15 March 2019

Cosmos, Part 2

Welcome back to Part 2 of the story behind Cosmos! Today I’m going to talk about how I designed the flower motif and master pattern for the applique, and how I assembled the quilt top.

The cosmos flowers on my balcony were of the species chocolate cosmos, and although I adored the colour and scent (they do smell of chocolate!), I soon realised that what I was really after in my design was the more common species with bigger petals.


So I returned once more to cosmology – the study of cosmos.


When I had drawn enough flower heads to choose from I scanned my favourites and played with the size until I hit the right proportions. To help me with that, I printed, cut out and shuffled around the flowers on the fabric I’d created until I was happy with how it looked.


The arrangement of the flower heads may sound simple enough, but bear in mind that I also needed to take the, as yet, unexisting flower stems into account. The tilt of the flower heads had direct consequences for the direction of the stems. In fact, finding a pleasing composition for the stems proved to be a lot trickier than I had thought.
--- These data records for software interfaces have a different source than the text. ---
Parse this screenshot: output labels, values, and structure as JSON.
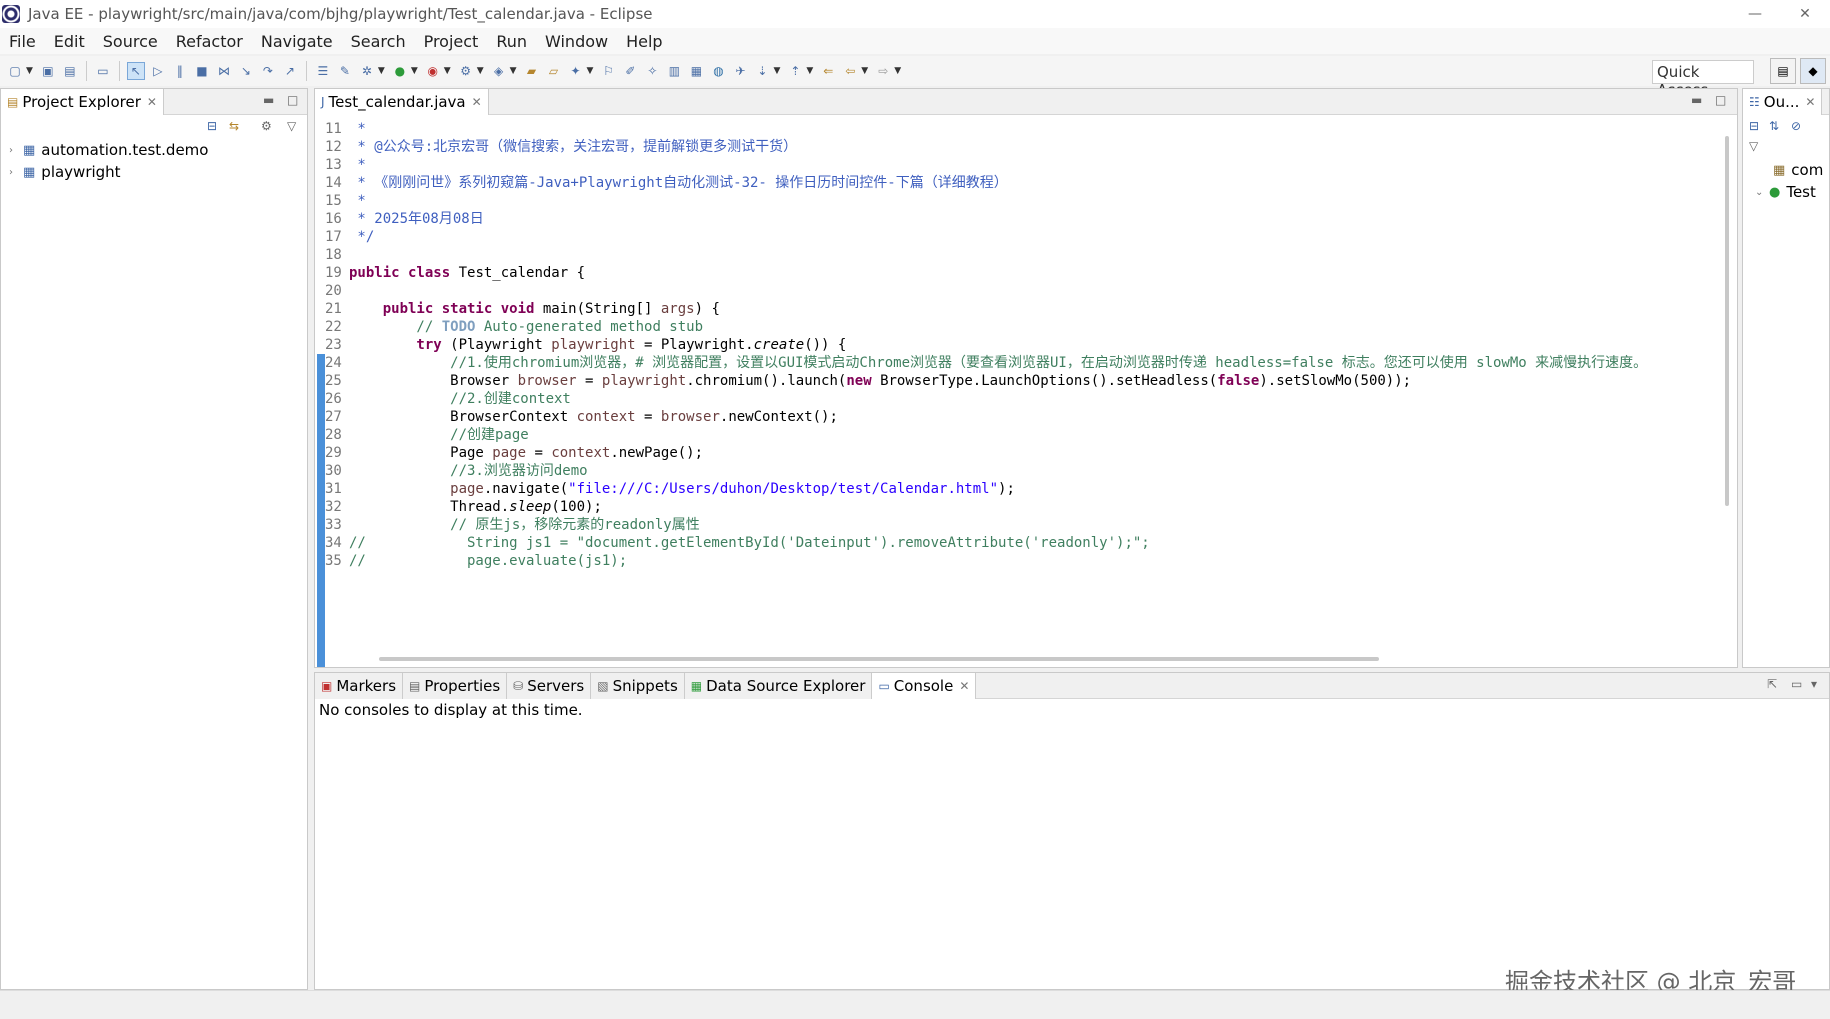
{
  "window": {
    "title": "Java EE - playwright/src/main/java/com/bjhg/playwright/Test_calendar.java - Eclipse",
    "minimize": "—",
    "close": "✕"
  },
  "menu": [
    "File",
    "Edit",
    "Source",
    "Refactor",
    "Navigate",
    "Search",
    "Project",
    "Run",
    "Window",
    "Help"
  ],
  "toolbar": {
    "quick_access": "Quick Access"
  },
  "project_explorer": {
    "title": "Project Explorer",
    "items": [
      {
        "label": "automation.test.demo"
      },
      {
        "label": "playwright"
      }
    ]
  },
  "editor": {
    "tab_label": "Test_calendar.java",
    "lines": [
      {
        "n": "11"
      },
      {
        "n": "12"
      },
      {
        "n": "13"
      },
      {
        "n": "14"
      },
      {
        "n": "15"
      },
      {
        "n": "16"
      },
      {
        "n": "17"
      },
      {
        "n": "18"
      },
      {
        "n": "19"
      },
      {
        "n": "20"
      },
      {
        "n": "21"
      },
      {
        "n": "22"
      },
      {
        "n": "23"
      },
      {
        "n": "24"
      },
      {
        "n": "25"
      },
      {
        "n": "26"
      },
      {
        "n": "27"
      },
      {
        "n": "28"
      },
      {
        "n": "29"
      },
      {
        "n": "30"
      },
      {
        "n": "31"
      },
      {
        "n": "32"
      },
      {
        "n": "33"
      },
      {
        "n": "34"
      },
      {
        "n": "35"
      }
    ],
    "code": {
      "l11": " *",
      "l12": " * @公众号:北京宏哥（微信搜索，关注宏哥，提前解锁更多测试干货）",
      "l13": " *",
      "l14": " * 《刚刚问世》系列初窥篇-Java+Playwright自动化测试-32- 操作日历时间控件-下篇（详细教程）",
      "l15": " *",
      "l16": " * 2025年08月08日",
      "l17": " */",
      "l19_kw": "public class",
      "l19_rest": " Test_calendar {",
      "l21_kw": "    public static void",
      "l21_a": " main(String[] ",
      "l21_v": "args",
      "l21_b": ") {",
      "l22_a": "        // ",
      "l22_todo": "TODO",
      "l22_b": " Auto-generated method stub",
      "l23_kw": "        try",
      "l23_a": " (Playwright ",
      "l23_v": "playwright",
      "l23_b": " = Playwright.",
      "l23_m": "create",
      "l23_c": "()) {",
      "l24": "            //1.使用chromium浏览器，# 浏览器配置，设置以GUI模式启动Chrome浏览器（要查看浏览器UI，在启动浏览器时传递 headless=false 标志。您还可以使用 slowMo 来减慢执行速度。",
      "l25_a": "            Browser ",
      "l25_v": "browser",
      "l25_b": " = ",
      "l25_v2": "playwright",
      "l25_c": ".chromium().launch(",
      "l25_kw": "new",
      "l25_d": " BrowserType.LaunchOptions().setHeadless(",
      "l25_kw2": "false",
      "l25_e": ").setSlowMo(500));",
      "l26": "            //2.创建context",
      "l27_a": "            BrowserContext ",
      "l27_v": "context",
      "l27_b": " = ",
      "l27_v2": "browser",
      "l27_c": ".newContext();",
      "l28": "            //创建page",
      "l29_a": "            Page ",
      "l29_v": "page",
      "l29_b": " = ",
      "l29_v2": "context",
      "l29_c": ".newPage();",
      "l30": "            //3.浏览器访问demo",
      "l31_v": "            page",
      "l31_a": ".navigate(",
      "l31_s": "\"file:///C:/Users/duhon/Desktop/test/Calendar.html\"",
      "l31_b": ");",
      "l32_a": "            Thread.",
      "l32_m": "sleep",
      "l32_b": "(100);",
      "l33": "            // 原生js，移除元素的readonly属性",
      "l34": "//            String js1 = \"document.getElementById('Dateinput').removeAttribute('readonly');\";",
      "l35": "//            page.evaluate(js1);"
    }
  },
  "outline": {
    "tab_label": "Ou...",
    "items": [
      {
        "label": "com"
      },
      {
        "label": "Test"
      }
    ]
  },
  "bottom_panel": {
    "tabs": [
      {
        "label": "Markers",
        "icon": "markers-icon"
      },
      {
        "label": "Properties",
        "icon": "properties-icon"
      },
      {
        "label": "Servers",
        "icon": "servers-icon"
      },
      {
        "label": "Snippets",
        "icon": "snippets-icon"
      },
      {
        "label": "Data Source Explorer",
        "icon": "datasource-icon"
      },
      {
        "label": "Console",
        "icon": "console-icon"
      }
    ],
    "message": "No consoles to display at this time."
  },
  "watermark": "掘金技术社区 @ 北京_宏哥"
}
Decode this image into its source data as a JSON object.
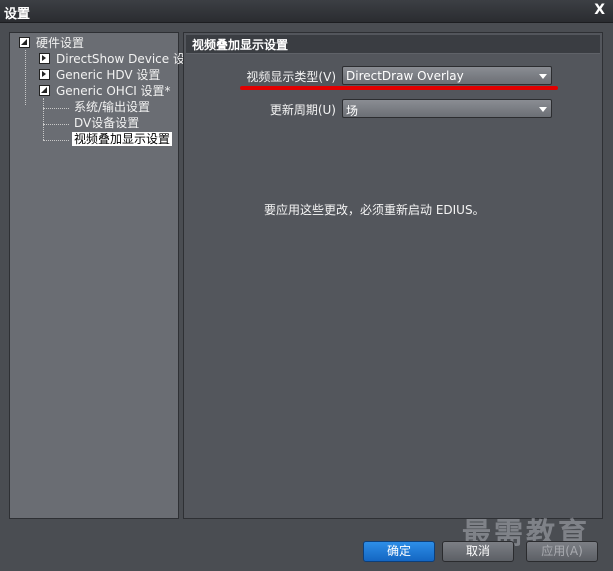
{
  "window": {
    "title": "设置",
    "close_label": "X"
  },
  "tree": {
    "root": "硬件设置",
    "items": [
      "DirectShow Device 设置",
      "Generic HDV 设置",
      "Generic OHCI 设置*"
    ],
    "children": [
      "系统/输出设置",
      "DV设备设置",
      "视频叠加显示设置"
    ]
  },
  "panel": {
    "title": "视频叠加显示设置",
    "display_type_label": "视频显示类型(V)",
    "display_type_value": "DirectDraw Overlay",
    "update_cycle_label": "更新周期(U)",
    "update_cycle_value": "场",
    "notice": "要应用这些更改，必须重新启动 EDIUS。"
  },
  "buttons": {
    "ok": "确定",
    "cancel": "取消",
    "apply": "应用(A)"
  },
  "watermark": "最需教育",
  "colors": {
    "annotation_line": "#e00000",
    "primary_button": "#1f78d8"
  }
}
I made good use of my eraser.


When I was happy with the rhythm of the stems it was time to refine the drawing and to ink it. After that I had my master pattern and was ready to start with the applique.


I like to work with fused applique, and in this quilt I wanted white flowers on a dark background. I knew from the start that the best solution for this design would be to use reversed applique, i.e. to fuse the dark background onto a white fabric instead of white flowers onto a dark background. That way the white would stay pure as there would not be a dark fabric underneath it. Also, it would have been quite difficult to cut out and manoeuvre the long, thin and entangled stems without fraying the edges. The background applique pieces would be easier to handle. So I drew the design onto paper-backed fusible web and ironed it to the back of the background fabric. And then I started cutting up my beloved nebula fabric…



To keep track of all the pieces I used masking tape to attach them to the master pattern.




When all the pieces were cut out, it was time to arrange them on the white fabric and to use an iron to fuse everything into place.

Finally, I transferred the lines in the flower heads onto the white fabric with a permanent pen. I was now ready to start sewing.


And that is all for now. Next time I will continue the story with the machine quilting phase. Thank you for visiting and I hope see you again!